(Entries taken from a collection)
==========
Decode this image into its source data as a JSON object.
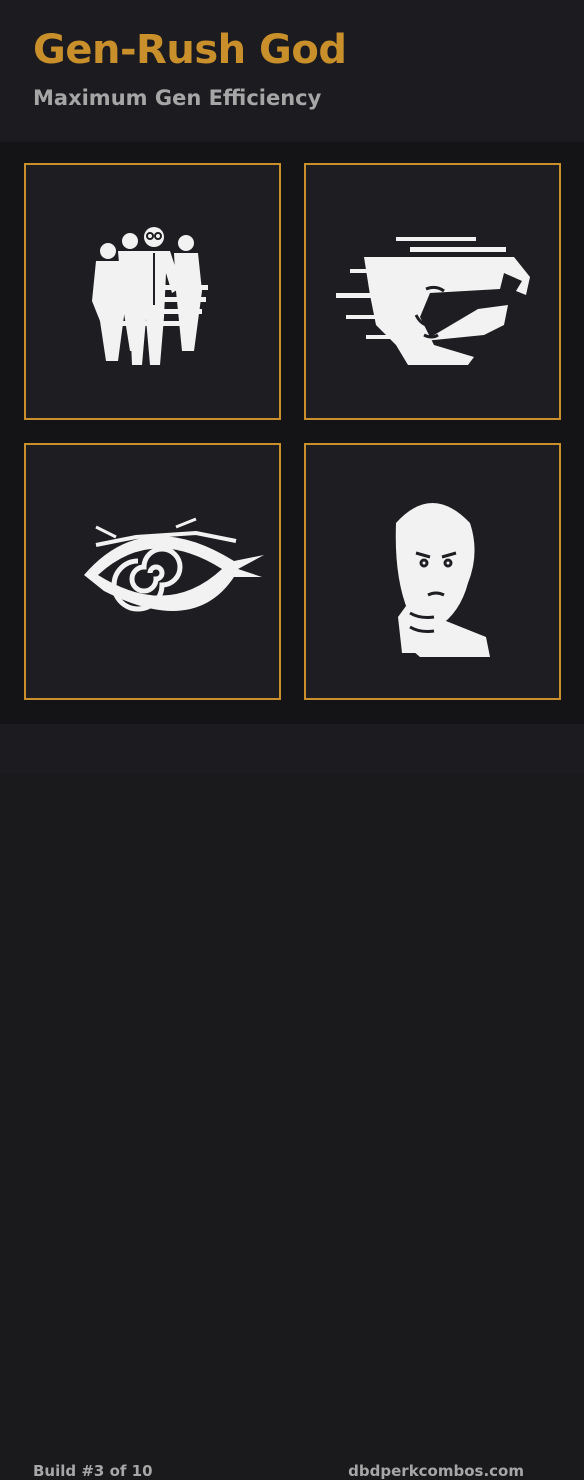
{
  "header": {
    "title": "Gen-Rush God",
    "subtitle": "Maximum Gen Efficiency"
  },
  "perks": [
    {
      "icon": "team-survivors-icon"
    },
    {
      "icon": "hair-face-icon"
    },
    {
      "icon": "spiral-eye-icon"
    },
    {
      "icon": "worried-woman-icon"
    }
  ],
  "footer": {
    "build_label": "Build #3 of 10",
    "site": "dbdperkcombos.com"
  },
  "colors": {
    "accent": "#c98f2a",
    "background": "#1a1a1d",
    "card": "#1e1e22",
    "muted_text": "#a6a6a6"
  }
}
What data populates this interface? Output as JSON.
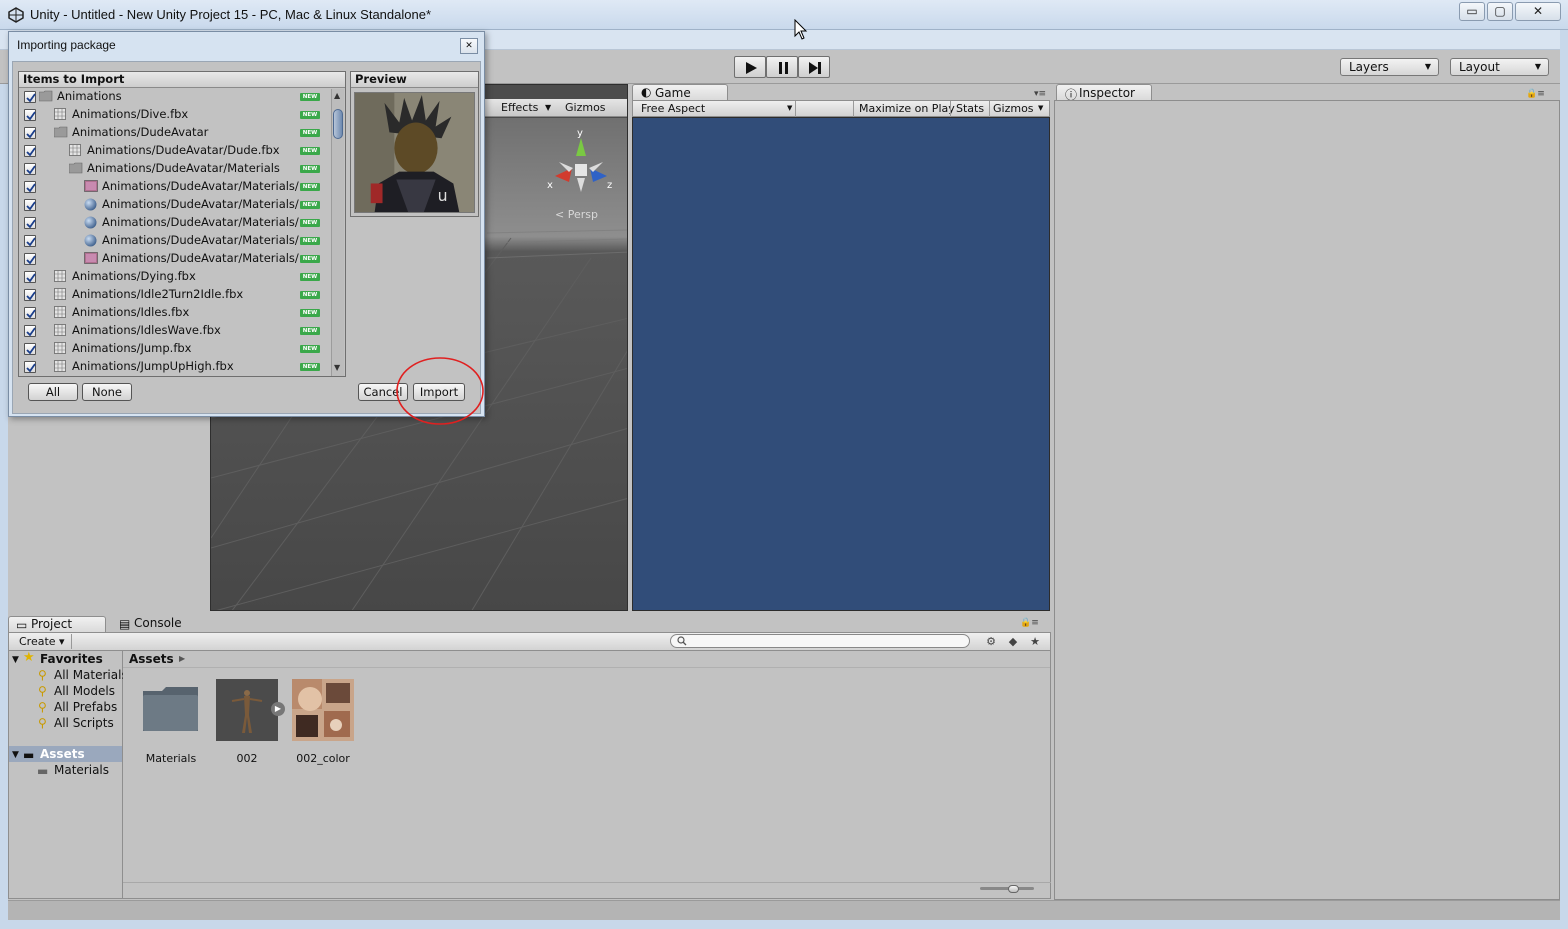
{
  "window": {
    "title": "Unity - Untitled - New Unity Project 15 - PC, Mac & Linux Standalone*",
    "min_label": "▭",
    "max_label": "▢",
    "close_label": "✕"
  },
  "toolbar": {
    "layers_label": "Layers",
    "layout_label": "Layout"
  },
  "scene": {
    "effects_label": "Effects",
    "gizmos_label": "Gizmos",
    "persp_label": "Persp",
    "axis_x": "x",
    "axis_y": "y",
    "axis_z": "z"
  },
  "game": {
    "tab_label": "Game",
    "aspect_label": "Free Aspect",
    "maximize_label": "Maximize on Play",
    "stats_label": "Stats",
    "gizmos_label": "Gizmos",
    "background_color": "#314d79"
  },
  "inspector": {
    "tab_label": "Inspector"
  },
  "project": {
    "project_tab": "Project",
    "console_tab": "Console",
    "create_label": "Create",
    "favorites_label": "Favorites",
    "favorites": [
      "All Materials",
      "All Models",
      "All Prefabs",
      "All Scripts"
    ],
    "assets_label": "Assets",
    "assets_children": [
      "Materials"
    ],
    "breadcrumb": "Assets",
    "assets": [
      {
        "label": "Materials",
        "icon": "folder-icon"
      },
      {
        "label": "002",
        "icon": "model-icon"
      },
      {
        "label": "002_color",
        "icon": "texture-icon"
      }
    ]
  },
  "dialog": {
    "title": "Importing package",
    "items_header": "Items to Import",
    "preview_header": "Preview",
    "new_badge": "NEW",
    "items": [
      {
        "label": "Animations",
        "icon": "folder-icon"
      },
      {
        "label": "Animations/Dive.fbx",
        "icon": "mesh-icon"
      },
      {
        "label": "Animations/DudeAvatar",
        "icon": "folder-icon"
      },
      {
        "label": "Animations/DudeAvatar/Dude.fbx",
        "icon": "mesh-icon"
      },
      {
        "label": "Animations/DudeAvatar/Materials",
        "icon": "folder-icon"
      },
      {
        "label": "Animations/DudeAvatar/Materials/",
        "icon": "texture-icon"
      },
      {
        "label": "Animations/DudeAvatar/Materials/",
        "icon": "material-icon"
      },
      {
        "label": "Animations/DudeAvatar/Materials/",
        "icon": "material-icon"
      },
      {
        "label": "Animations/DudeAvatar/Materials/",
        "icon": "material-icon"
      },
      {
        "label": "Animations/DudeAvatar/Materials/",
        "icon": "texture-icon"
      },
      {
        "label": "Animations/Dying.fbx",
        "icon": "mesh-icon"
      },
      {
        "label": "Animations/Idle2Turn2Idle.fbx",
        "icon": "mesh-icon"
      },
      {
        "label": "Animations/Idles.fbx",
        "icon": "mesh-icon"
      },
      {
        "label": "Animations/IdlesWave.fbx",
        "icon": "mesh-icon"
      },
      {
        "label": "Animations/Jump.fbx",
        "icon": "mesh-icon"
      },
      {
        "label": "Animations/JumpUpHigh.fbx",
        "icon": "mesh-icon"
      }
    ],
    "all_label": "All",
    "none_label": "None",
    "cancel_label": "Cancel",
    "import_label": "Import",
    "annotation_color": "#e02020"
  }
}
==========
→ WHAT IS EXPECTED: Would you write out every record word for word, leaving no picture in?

→ SOLUTION:
Decode this image into its source data as a JSON object.
{
  "header": {
    "title": "Gen-Rush God",
    "subtitle": "Maximum Gen Efficiency"
  },
  "perks": [
    {
      "icon": "team-survivors-icon"
    },
    {
      "icon": "hair-face-icon"
    },
    {
      "icon": "spiral-eye-icon"
    },
    {
      "icon": "worried-woman-icon"
    }
  ],
  "footer": {
    "build_label": "Build #3 of 10",
    "site": "dbdperkcombos.com"
  },
  "colors": {
    "accent": "#c98f2a",
    "background": "#1a1a1d",
    "card": "#1e1e22",
    "muted_text": "#a6a6a6"
  }
}
What data populates this interface? Output as JSON.
{
  "window": {
    "title": "Unity - Untitled - New Unity Project 15 - PC, Mac & Linux Standalone*",
    "min_label": "▭",
    "max_label": "▢",
    "close_label": "✕"
  },
  "toolbar": {
    "layers_label": "Layers",
    "layout_label": "Layout"
  },
  "scene": {
    "effects_label": "Effects",
    "gizmos_label": "Gizmos",
    "persp_label": "Persp",
    "axis_x": "x",
    "axis_y": "y",
    "axis_z": "z"
  },
  "game": {
    "tab_label": "Game",
    "aspect_label": "Free Aspect",
    "maximize_label": "Maximize on Play",
    "stats_label": "Stats",
    "gizmos_label": "Gizmos",
    "background_color": "#314d79"
  },
  "inspector": {
    "tab_label": "Inspector"
  },
  "project": {
    "project_tab": "Project",
    "console_tab": "Console",
    "create_label": "Create",
    "favorites_label": "Favorites",
    "favorites": [
      "All Materials",
      "All Models",
      "All Prefabs",
      "All Scripts"
    ],
    "assets_label": "Assets",
    "assets_children": [
      "Materials"
    ],
    "breadcrumb": "Assets",
    "assets": [
      {
        "label": "Materials",
        "icon": "folder-icon"
      },
      {
        "label": "002",
        "icon": "model-icon"
      },
      {
        "label": "002_color",
        "icon": "texture-icon"
      }
    ]
  },
  "dialog": {
    "title": "Importing package",
    "items_header": "Items to Import",
    "preview_header": "Preview",
    "new_badge": "NEW",
    "items": [
      {
        "label": "Animations",
        "icon": "folder-icon"
      },
      {
        "label": "Animations/Dive.fbx",
        "icon": "mesh-icon"
      },
      {
        "label": "Animations/DudeAvatar",
        "icon": "folder-icon"
      },
      {
        "label": "Animations/DudeAvatar/Dude.fbx",
        "icon": "mesh-icon"
      },
      {
        "label": "Animations/DudeAvatar/Materials",
        "icon": "folder-icon"
      },
      {
        "label": "Animations/DudeAvatar/Materials/",
        "icon": "texture-icon"
      },
      {
        "label": "Animations/DudeAvatar/Materials/",
        "icon": "material-icon"
      },
      {
        "label": "Animations/DudeAvatar/Materials/",
        "icon": "material-icon"
      },
      {
        "label": "Animations/DudeAvatar/Materials/",
        "icon": "material-icon"
      },
      {
        "label": "Animations/DudeAvatar/Materials/",
        "icon": "texture-icon"
      },
      {
        "label": "Animations/Dying.fbx",
        "icon": "mesh-icon"
      },
      {
        "label": "Animations/Idle2Turn2Idle.fbx",
        "icon": "mesh-icon"
      },
      {
        "label": "Animations/Idles.fbx",
        "icon": "mesh-icon"
      },
      {
        "label": "Animations/IdlesWave.fbx",
        "icon": "mesh-icon"
      },
      {
        "label": "Animations/Jump.fbx",
        "icon": "mesh-icon"
      },
      {
        "label": "Animations/JumpUpHigh.fbx",
        "icon": "mesh-icon"
      }
    ],
    "all_label": "All",
    "none_label": "None",
    "cancel_label": "Cancel",
    "import_label": "Import",
    "annotation_color": "#e02020"
  }
}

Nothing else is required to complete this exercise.